For Fladell, PAL has been rewarding.
“I got to watch her grow up,” Fladell said. “I got to bring something to her that she did not get from anyone else. For me, as an adult, she has become part of my family. Not only have we gotten to give to her, but she has given to us. She is there for my children to be their mentor. She’s someone that they can go to that they trust when they don’t want to come to me or their father. We’ve almost come full circle in that regard. She really is part of our family. She adds to the dynamic of our whole family.”
Fladell highly recommends PAL to others.
“It’s a very special program, and it touches lives, not only of children, which is some of the most important work to be done, but it gives back to the parents that need that in their lives for their children to give them that sense of peace,” she said. “As a big PAL, to me it’s about what I get from it and not what I give to her. She gives so much back to me and my family. I really think that it is a program that is not only rewarding to those that are touched by it, but everybody that those people will then touch.”
Marc Alexander started as a big PAL in the mid-1990s and served on the JF&CS board for a number of years.
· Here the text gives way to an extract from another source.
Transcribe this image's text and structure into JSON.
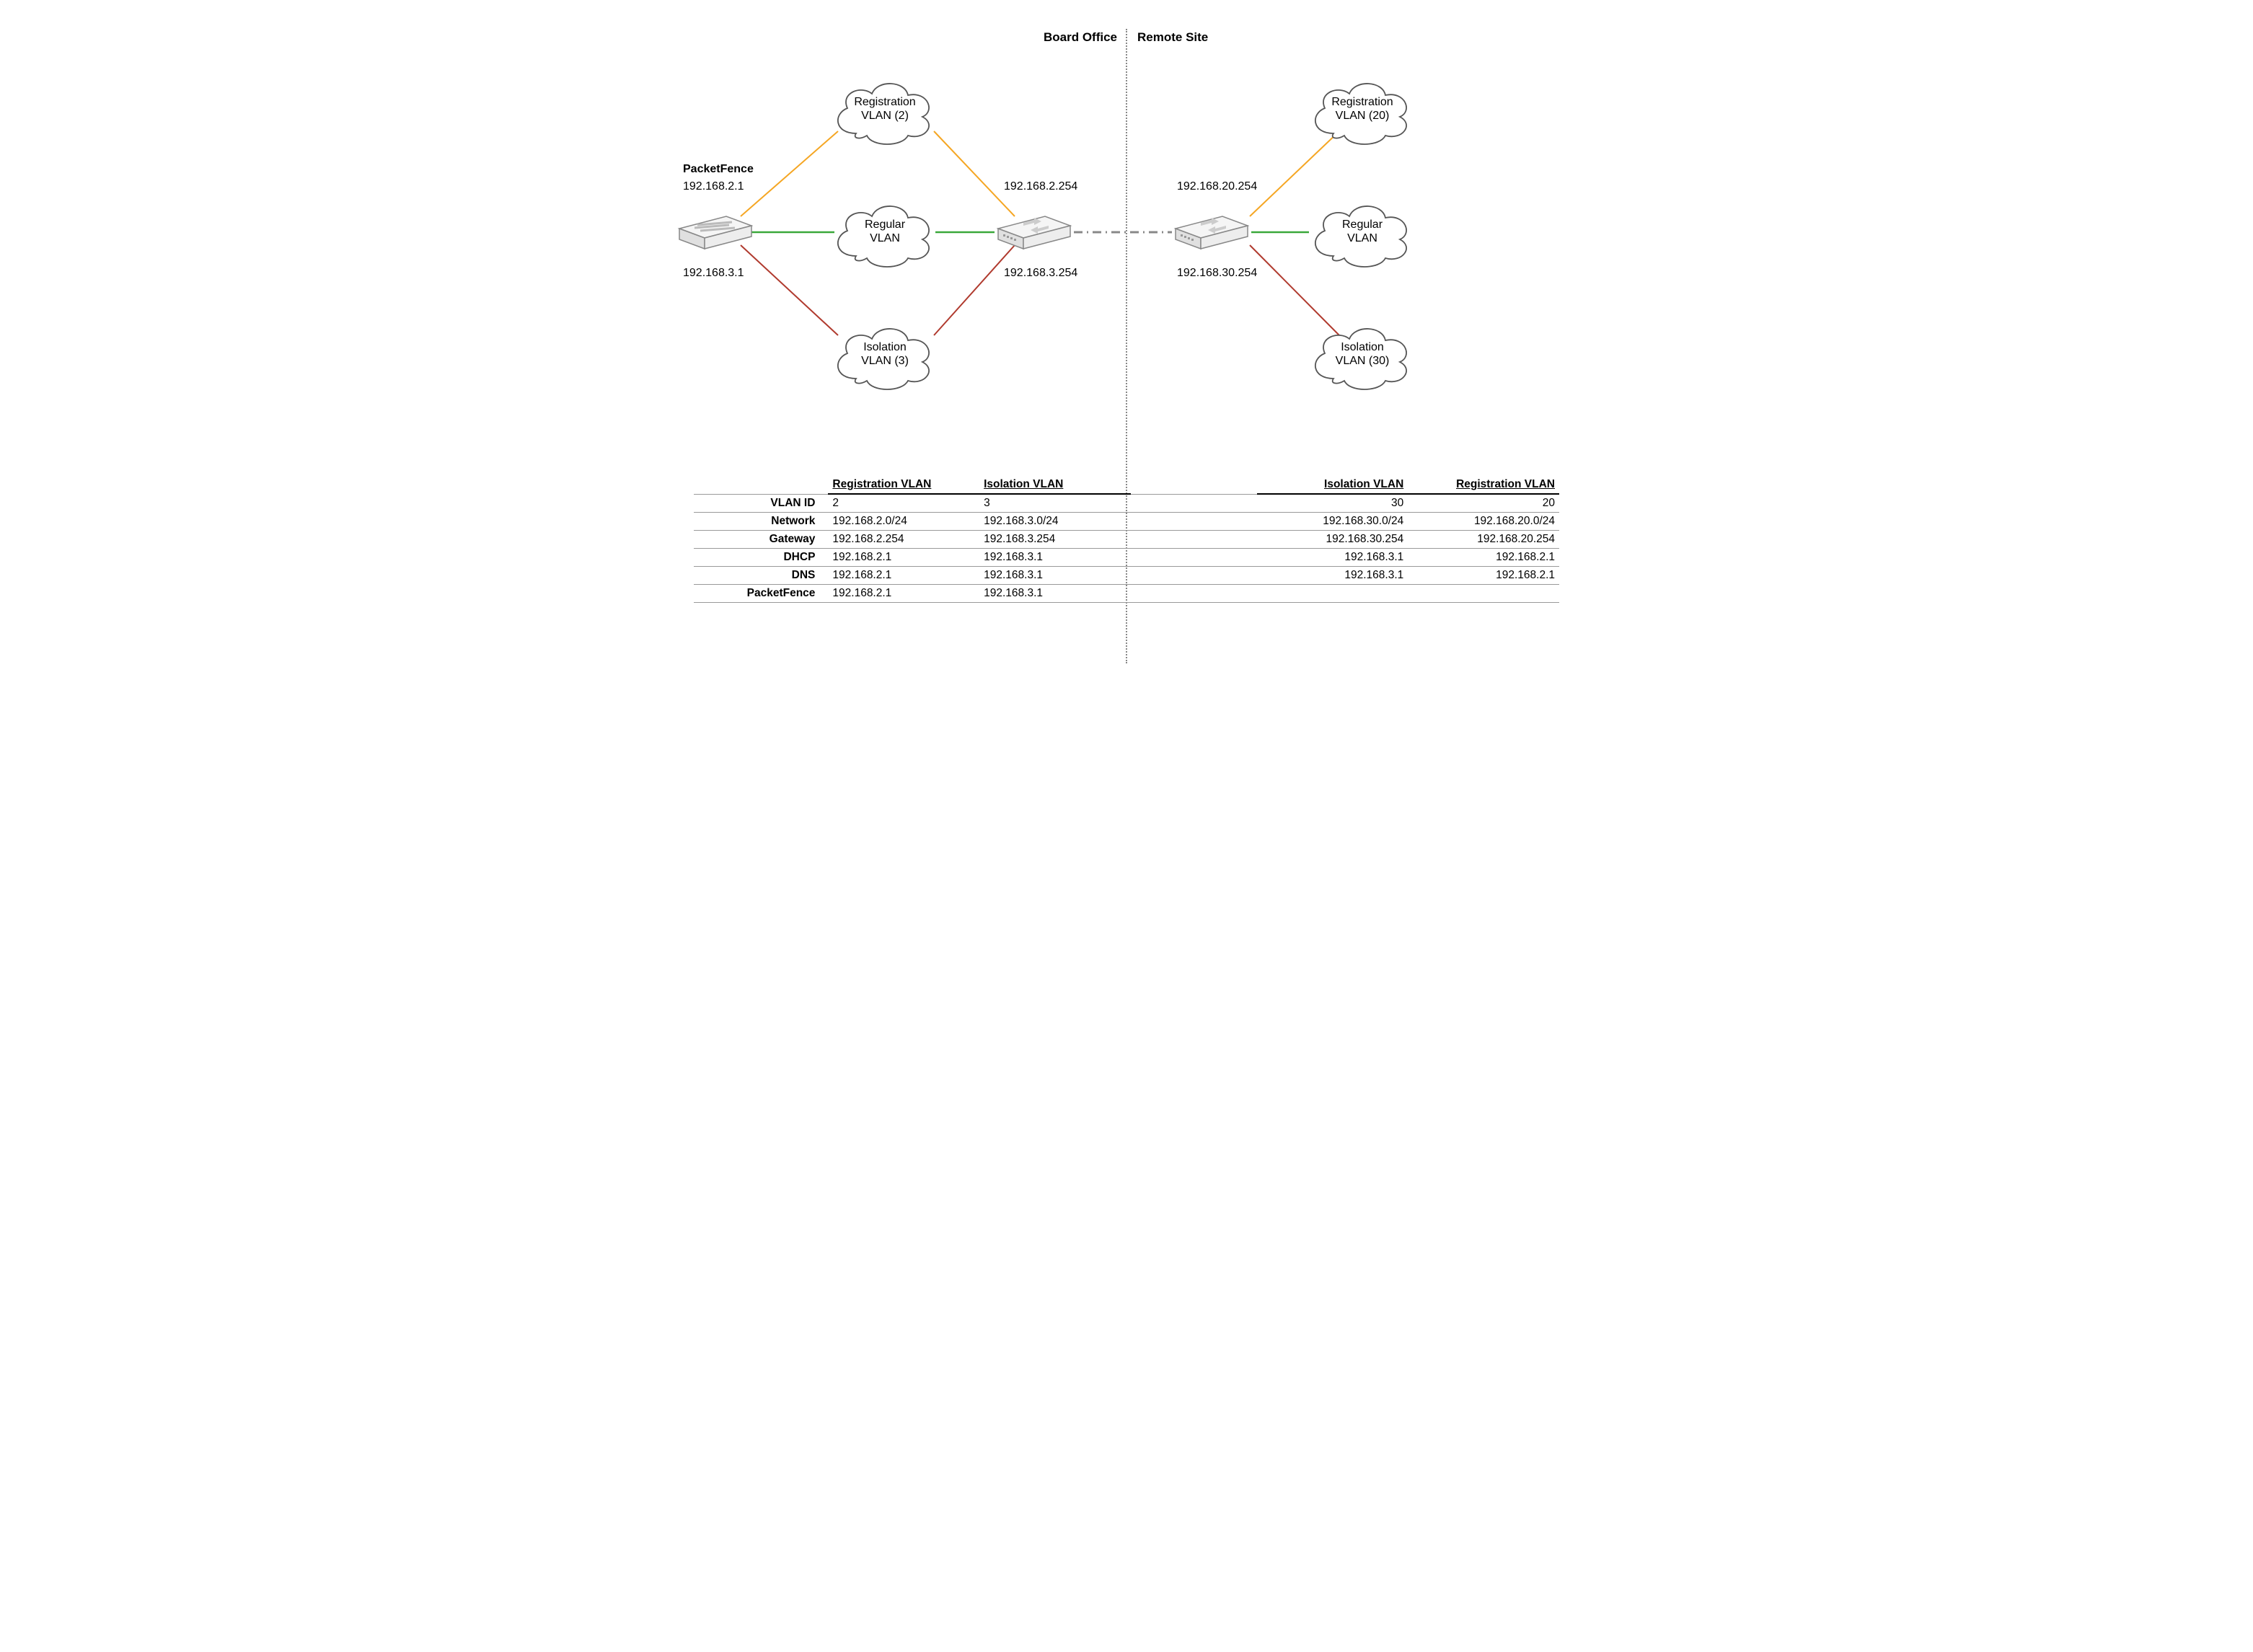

Alexander said the program is an important service for the community.
“I think it gives the little PALs a great outlet to have someone other than a parent to talk about issues and things that are coming up in their life,” he said. “I think it’s great to have someone help out in the different struggles they might be having. The biggest reward is of the big PAL; it gives them the opportunity to reflect on what they had. Being a big PAL is an opportunity to put life in balance a little bit. To take a step back and make an impact on the younger PAL’s life is extremely rewarding. To me, the reward is making an impact on his life, which comes right back to you.”
Alexander and his little PAL liked to do outdoor activities such as camping, river rafting and attending sporting events. His little PAL has a brother who was also in the PAL program. The four of them were friendly and did a lot of activities together.
The sibling’s big PAL is Michael Londe, who met his wife, Susan, through PAL.
“We started dating, and he had been a PAL for years. It’s kind of funny that it’s hit home in several different ways,” Susan said.
Susan remains close to her little PAL eight years after they graduated from the program. Their relationship has lasted 20 years even though her little PAL now lives out of state.
“She’s awesome,” Susan said. “From the beginning, our personalities could not have been better matched. We both loved to do crafty things and bake. We’ve always loved children.”
Susan feels that her little PAL is a part of her family, and they have been through a lot together.
“I love that I have my little PAL in my life,” she said. “She was with me when I went through my dating of my husband and got to know him. She’s watched me have both of my children. She baby-sat for them even. She’s gone on family trips with us. It felt really good to be able to be a role model for somebody, especially at such a young age, when I was probably the one who needed a role model. We taught each other a lot of things.”
JF&CS doesn’t charge anything for program participants and encourages free and low-cost activities for PALs to do together. The program also sponsors monthly activities and offers resources to PALs so participation will not be a financial burden.
Other services JF&CS offers to families in the program include financial assistance, counseling, referrals and access to information on overnight Jewish camping.
The 30th anniversary party will bring about 200 people together for pizza, cookies and other kosher snacks, music from a Jewish band called Smothered and Covered, a photo booth, games, and other activities for children of all ages. A ceremony will honor Kaethe Solomon and Ellen Moore.
“I’m delighted that the program has remained so dynamic, and my husband would love to have seen this 30th anniversary,” Solomon said. “He would have been very proud of it.”
What: PAL 30th anniversary
Where: Congregation B’nai Torah, 700 Mount Vernon Highway, Sandy Springs
When: 1 to 4 p.m. Sunday, Feb. 28
Admission: Free, with walk-ins welcome; yourtoolsforliving.org/pal-celebration